By Wojciech Moskwa
WARSAW (Reuters) - Artillery shells found by Polish troops in Iraq definitely contained the deadly nerve agent cyclosarin, the Polish army said on Friday.
The threat of weapons of mass destruction possessed by Saddam Hussein's now toppled regime was the main justification used by Washington to go to war against Iraq last year, but U.S.-led forces have only found small amounts of banned weapons.
Poland said its soldiers found 17 Grad rockets and two mortar shells in late June and said U.S. experts had carried out tests on the weapons.
"Tests conducted showed that there was cyclosarin in the rocket heads," General Marek Dukaczewski, the head of army intelligence, told a news conference.
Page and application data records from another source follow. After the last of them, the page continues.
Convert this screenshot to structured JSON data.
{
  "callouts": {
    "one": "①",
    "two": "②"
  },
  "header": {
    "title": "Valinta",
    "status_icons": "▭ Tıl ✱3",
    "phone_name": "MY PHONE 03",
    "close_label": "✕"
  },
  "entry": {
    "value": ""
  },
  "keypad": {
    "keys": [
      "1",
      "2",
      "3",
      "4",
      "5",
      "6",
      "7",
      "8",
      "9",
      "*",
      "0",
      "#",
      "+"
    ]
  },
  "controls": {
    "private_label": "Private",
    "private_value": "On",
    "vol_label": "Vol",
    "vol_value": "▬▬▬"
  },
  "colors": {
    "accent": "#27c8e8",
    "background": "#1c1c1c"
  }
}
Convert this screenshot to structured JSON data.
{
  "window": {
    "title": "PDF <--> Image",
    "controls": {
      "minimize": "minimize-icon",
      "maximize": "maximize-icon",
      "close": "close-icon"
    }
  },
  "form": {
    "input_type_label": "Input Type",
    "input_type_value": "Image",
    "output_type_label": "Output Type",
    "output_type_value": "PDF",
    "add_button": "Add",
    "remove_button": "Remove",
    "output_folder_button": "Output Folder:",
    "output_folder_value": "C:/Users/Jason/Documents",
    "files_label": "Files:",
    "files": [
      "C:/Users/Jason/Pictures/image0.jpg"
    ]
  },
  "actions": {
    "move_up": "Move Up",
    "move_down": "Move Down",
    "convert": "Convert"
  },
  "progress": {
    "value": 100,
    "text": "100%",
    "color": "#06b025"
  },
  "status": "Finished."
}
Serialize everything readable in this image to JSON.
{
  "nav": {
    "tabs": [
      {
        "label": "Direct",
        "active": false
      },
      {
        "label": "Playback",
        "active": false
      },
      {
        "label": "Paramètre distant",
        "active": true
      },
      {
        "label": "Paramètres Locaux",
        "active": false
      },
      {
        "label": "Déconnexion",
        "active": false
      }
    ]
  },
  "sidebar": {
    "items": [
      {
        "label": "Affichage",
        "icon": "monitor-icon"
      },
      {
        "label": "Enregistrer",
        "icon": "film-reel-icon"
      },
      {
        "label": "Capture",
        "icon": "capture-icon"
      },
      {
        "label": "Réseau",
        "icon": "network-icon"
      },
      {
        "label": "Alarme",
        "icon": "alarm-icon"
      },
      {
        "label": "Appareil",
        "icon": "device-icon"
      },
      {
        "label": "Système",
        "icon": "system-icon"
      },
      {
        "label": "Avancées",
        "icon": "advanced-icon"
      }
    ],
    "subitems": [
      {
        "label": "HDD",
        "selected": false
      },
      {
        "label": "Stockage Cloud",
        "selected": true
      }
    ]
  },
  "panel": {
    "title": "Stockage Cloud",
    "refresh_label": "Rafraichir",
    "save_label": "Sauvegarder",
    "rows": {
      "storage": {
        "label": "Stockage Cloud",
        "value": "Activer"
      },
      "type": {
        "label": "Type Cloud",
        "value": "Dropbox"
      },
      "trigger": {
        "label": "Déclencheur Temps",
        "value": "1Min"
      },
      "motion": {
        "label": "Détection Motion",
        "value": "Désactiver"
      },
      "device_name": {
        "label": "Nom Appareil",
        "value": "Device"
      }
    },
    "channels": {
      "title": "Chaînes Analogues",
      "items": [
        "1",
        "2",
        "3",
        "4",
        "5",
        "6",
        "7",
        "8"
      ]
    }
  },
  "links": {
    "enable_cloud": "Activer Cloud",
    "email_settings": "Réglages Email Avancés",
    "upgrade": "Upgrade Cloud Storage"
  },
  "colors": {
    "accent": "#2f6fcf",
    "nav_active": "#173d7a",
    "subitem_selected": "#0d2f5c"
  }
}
But the U.S. military said only two of the rockets had tested positive for sarin gas, and another 16 of the rockets found by the Poles had contained no chemical agents. The reason for the discrepancy in numbers was unclear.
Polish Defense Minister Jerzy Szmajdzinski said the discovery of the rockets showed Saddam had failed to account for banned munitions held by Iraq.
"Our predictions and reports that Saddam Hussein did not come clean with a large sum of weapons, artillery shells and of weapons of mass destruction were proven true," he said.
"Some of those warheads were old but it could not be ruled out some could still be used," Szmajdzinski said.
Poland said in a statement from Iraq that "beyond doubt the shells were from the 1980-1988 period, of the type used against Kurds and during the Iraq-Iran war."
In Baghdad, the U.S. military issued a statement saying that two 122 mm rockets found by Polish forces had tested positive for sarin gas and confirmed that they were left over from the Iran-Iraq war, but said they posed little danger.